# [Saved entries]
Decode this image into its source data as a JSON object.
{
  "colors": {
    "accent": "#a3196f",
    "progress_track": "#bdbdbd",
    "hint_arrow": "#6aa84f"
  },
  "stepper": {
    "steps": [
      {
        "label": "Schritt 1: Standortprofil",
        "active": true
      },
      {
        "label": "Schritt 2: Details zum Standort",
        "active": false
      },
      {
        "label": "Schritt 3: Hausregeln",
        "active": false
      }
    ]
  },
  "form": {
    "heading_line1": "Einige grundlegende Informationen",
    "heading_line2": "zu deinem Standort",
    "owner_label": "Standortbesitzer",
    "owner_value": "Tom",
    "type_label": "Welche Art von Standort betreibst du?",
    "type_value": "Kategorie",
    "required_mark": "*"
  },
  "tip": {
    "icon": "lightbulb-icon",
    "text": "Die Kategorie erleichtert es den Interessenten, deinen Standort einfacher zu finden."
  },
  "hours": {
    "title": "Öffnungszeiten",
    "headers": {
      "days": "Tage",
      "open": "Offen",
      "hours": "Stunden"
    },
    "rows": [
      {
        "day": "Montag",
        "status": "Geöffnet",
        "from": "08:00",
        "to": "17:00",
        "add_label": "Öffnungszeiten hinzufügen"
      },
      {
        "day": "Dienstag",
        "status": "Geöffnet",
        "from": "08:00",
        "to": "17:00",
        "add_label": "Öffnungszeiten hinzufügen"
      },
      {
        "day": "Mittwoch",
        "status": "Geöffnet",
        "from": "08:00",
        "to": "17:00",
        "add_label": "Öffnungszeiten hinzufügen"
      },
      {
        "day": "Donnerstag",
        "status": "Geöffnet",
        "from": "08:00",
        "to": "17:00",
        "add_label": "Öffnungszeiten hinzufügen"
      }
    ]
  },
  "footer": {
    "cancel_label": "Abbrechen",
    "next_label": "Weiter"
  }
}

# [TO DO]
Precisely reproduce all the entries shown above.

# [ANSWER TO THIS EXERCISE]
Decode this image into its source data as a JSON object.
{
  "colors": {
    "accent": "#a3196f",
    "progress_track": "#bdbdbd",
    "hint_arrow": "#6aa84f"
  },
  "stepper": {
    "steps": [
      {
        "label": "Schritt 1: Standortprofil",
        "active": true
      },
      {
        "label": "Schritt 2: Details zum Standort",
        "active": false
      },
      {
        "label": "Schritt 3: Hausregeln",
        "active": false
      }
    ]
  },
  "form": {
    "heading_line1": "Einige grundlegende Informationen",
    "heading_line2": "zu deinem Standort",
    "owner_label": "Standortbesitzer",
    "owner_value": "Tom",
    "type_label": "Welche Art von Standort betreibst du?",
    "type_value": "Kategorie",
    "required_mark": "*"
  },
  "tip": {
    "icon": "lightbulb-icon",
    "text": "Die Kategorie erleichtert es den Interessenten, deinen Standort einfacher zu finden."
  },
  "hours": {
    "title": "Öffnungszeiten",
    "headers": {
      "days": "Tage",
      "open": "Offen",
      "hours": "Stunden"
    },
    "rows": [
      {
        "day": "Montag",
        "status": "Geöffnet",
        "from": "08:00",
        "to": "17:00",
        "add_label": "Öffnungszeiten hinzufügen"
      },
      {
        "day": "Dienstag",
        "status": "Geöffnet",
        "from": "08:00",
        "to": "17:00",
        "add_label": "Öffnungszeiten hinzufügen"
      },
      {
        "day": "Mittwoch",
        "status": "Geöffnet",
        "from": "08:00",
        "to": "17:00",
        "add_label": "Öffnungszeiten hinzufügen"
      },
      {
        "day": "Donnerstag",
        "status": "Geöffnet",
        "from": "08:00",
        "to": "17:00",
        "add_label": "Öffnungszeiten hinzufügen"
      }
    ]
  },
  "footer": {
    "cancel_label": "Abbrechen",
    "next_label": "Weiter"
  }
}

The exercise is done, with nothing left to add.